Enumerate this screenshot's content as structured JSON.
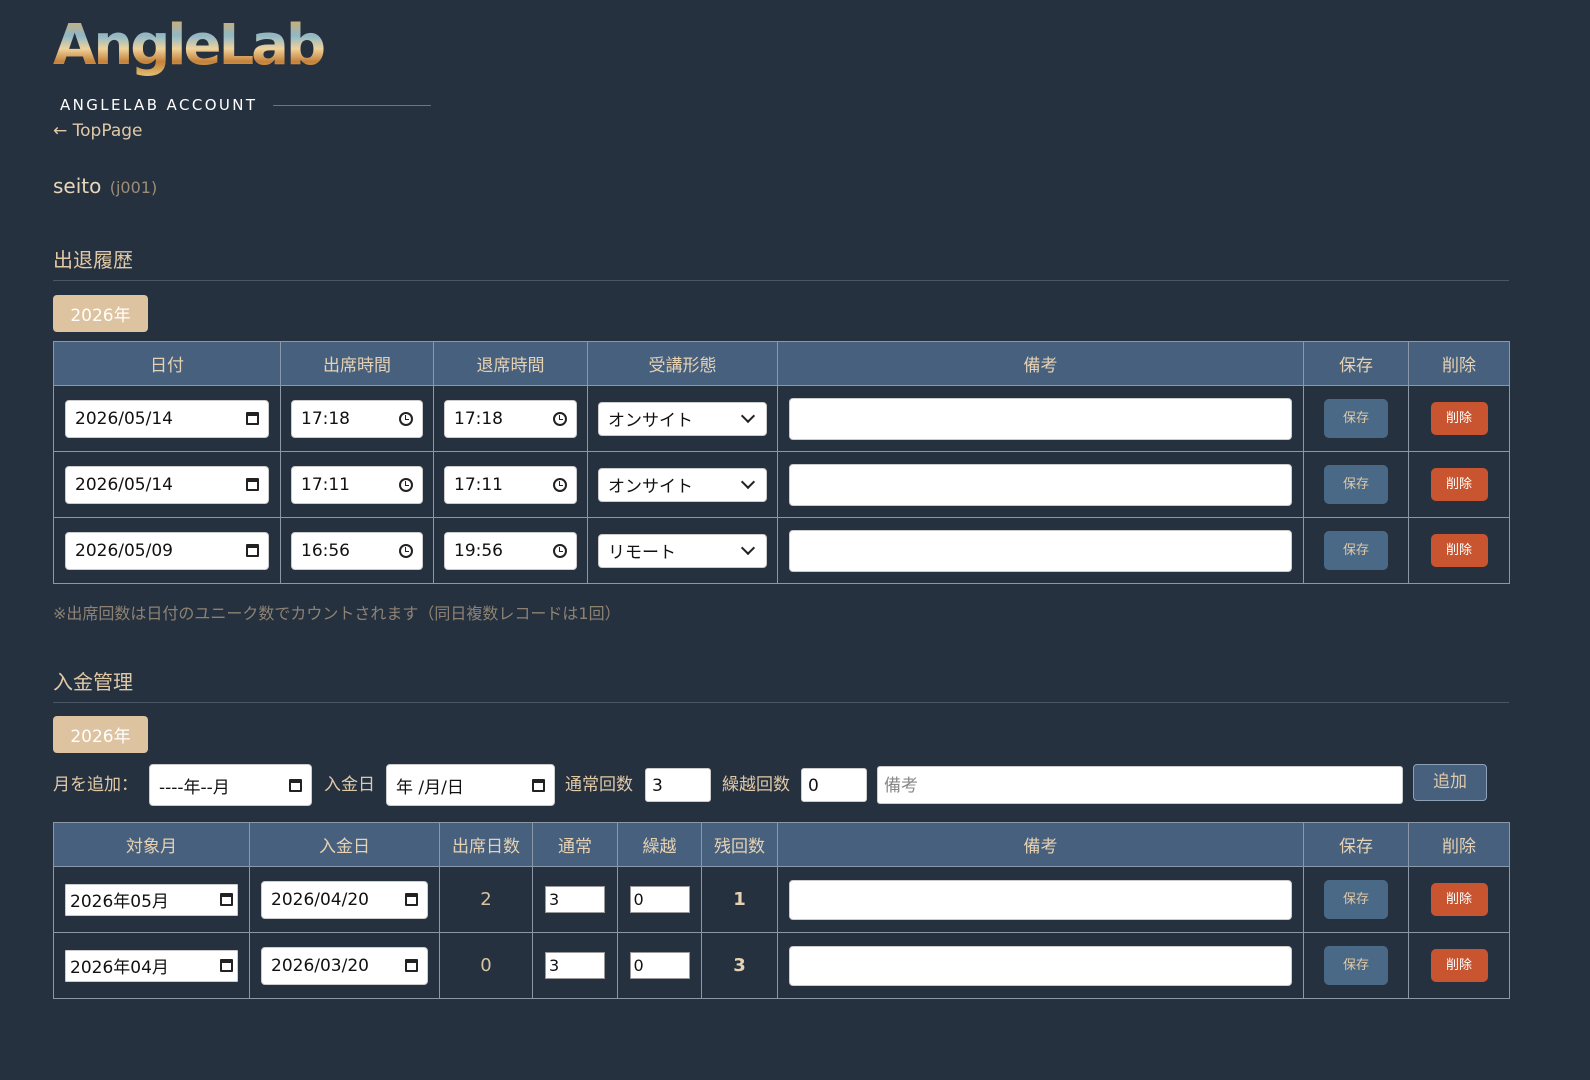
{
  "brand": {
    "logo_text": "AngleLab",
    "account_label": "ANGLELAB ACCOUNT",
    "back_link": "← TopPage"
  },
  "user": {
    "name": "seito",
    "id": "(j001)"
  },
  "attendance": {
    "title": "出退履歴",
    "year_button": "2026年",
    "headers": [
      "日付",
      "出席時間",
      "退席時間",
      "受講形態",
      "備考",
      "保存",
      "削除"
    ],
    "rows": [
      {
        "date": "2026/05/14",
        "in": "17:18",
        "out": "17:18",
        "mode": "オンサイト",
        "memo": "",
        "save": "保存",
        "delete": "削除"
      },
      {
        "date": "2026/05/14",
        "in": "17:11",
        "out": "17:11",
        "mode": "オンサイト",
        "memo": "",
        "save": "保存",
        "delete": "削除"
      },
      {
        "date": "2026/05/09",
        "in": "16:56",
        "out": "19:56",
        "mode": "リモート",
        "memo": "",
        "save": "保存",
        "delete": "削除"
      }
    ],
    "note": "※出席回数は日付のユニーク数でカウントされます（同日複数レコードは1回）"
  },
  "payment": {
    "title": "入金管理",
    "year_button": "2026年",
    "add_form": {
      "month_label": "月を追加：",
      "month_value": "----年--月",
      "date_label": "入金日",
      "date_value": "年 /月/日",
      "normal_label": "通常回数",
      "normal_value": "3",
      "carry_label": "繰越回数",
      "carry_value": "0",
      "memo_placeholder": "備考",
      "add_button": "追加"
    },
    "headers": [
      "対象月",
      "入金日",
      "出席日数",
      "通常",
      "繰越",
      "残回数",
      "備考",
      "保存",
      "削除"
    ],
    "rows": [
      {
        "month": "2026年05月",
        "date": "2026/04/20",
        "attend": "2",
        "normal": "3",
        "carry": "0",
        "remain": "1",
        "memo": "",
        "save": "保存",
        "delete": "削除"
      },
      {
        "month": "2026年04月",
        "date": "2026/03/20",
        "attend": "0",
        "normal": "3",
        "carry": "0",
        "remain": "3",
        "memo": "",
        "save": "保存",
        "delete": "削除"
      }
    ]
  }
}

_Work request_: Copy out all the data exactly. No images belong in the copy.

_Final answer_:
Enumerate this screenshot's content as structured JSON.
{
  "brand": {
    "logo_text": "AngleLab",
    "account_label": "ANGLELAB ACCOUNT",
    "back_link": "← TopPage"
  },
  "user": {
    "name": "seito",
    "id": "(j001)"
  },
  "attendance": {
    "title": "出退履歴",
    "year_button": "2026年",
    "headers": [
      "日付",
      "出席時間",
      "退席時間",
      "受講形態",
      "備考",
      "保存",
      "削除"
    ],
    "rows": [
      {
        "date": "2026/05/14",
        "in": "17:18",
        "out": "17:18",
        "mode": "オンサイト",
        "memo": "",
        "save": "保存",
        "delete": "削除"
      },
      {
        "date": "2026/05/14",
        "in": "17:11",
        "out": "17:11",
        "mode": "オンサイト",
        "memo": "",
        "save": "保存",
        "delete": "削除"
      },
      {
        "date": "2026/05/09",
        "in": "16:56",
        "out": "19:56",
        "mode": "リモート",
        "memo": "",
        "save": "保存",
        "delete": "削除"
      }
    ],
    "note": "※出席回数は日付のユニーク数でカウントされます（同日複数レコードは1回）"
  },
  "payment": {
    "title": "入金管理",
    "year_button": "2026年",
    "add_form": {
      "month_label": "月を追加：",
      "month_value": "----年--月",
      "date_label": "入金日",
      "date_value": "年 /月/日",
      "normal_label": "通常回数",
      "normal_value": "3",
      "carry_label": "繰越回数",
      "carry_value": "0",
      "memo_placeholder": "備考",
      "add_button": "追加"
    },
    "headers": [
      "対象月",
      "入金日",
      "出席日数",
      "通常",
      "繰越",
      "残回数",
      "備考",
      "保存",
      "削除"
    ],
    "rows": [
      {
        "month": "2026年05月",
        "date": "2026/04/20",
        "attend": "2",
        "normal": "3",
        "carry": "0",
        "remain": "1",
        "memo": "",
        "save": "保存",
        "delete": "削除"
      },
      {
        "month": "2026年04月",
        "date": "2026/03/20",
        "attend": "0",
        "normal": "3",
        "carry": "0",
        "remain": "3",
        "memo": "",
        "save": "保存",
        "delete": "削除"
      }
    ]
  }
}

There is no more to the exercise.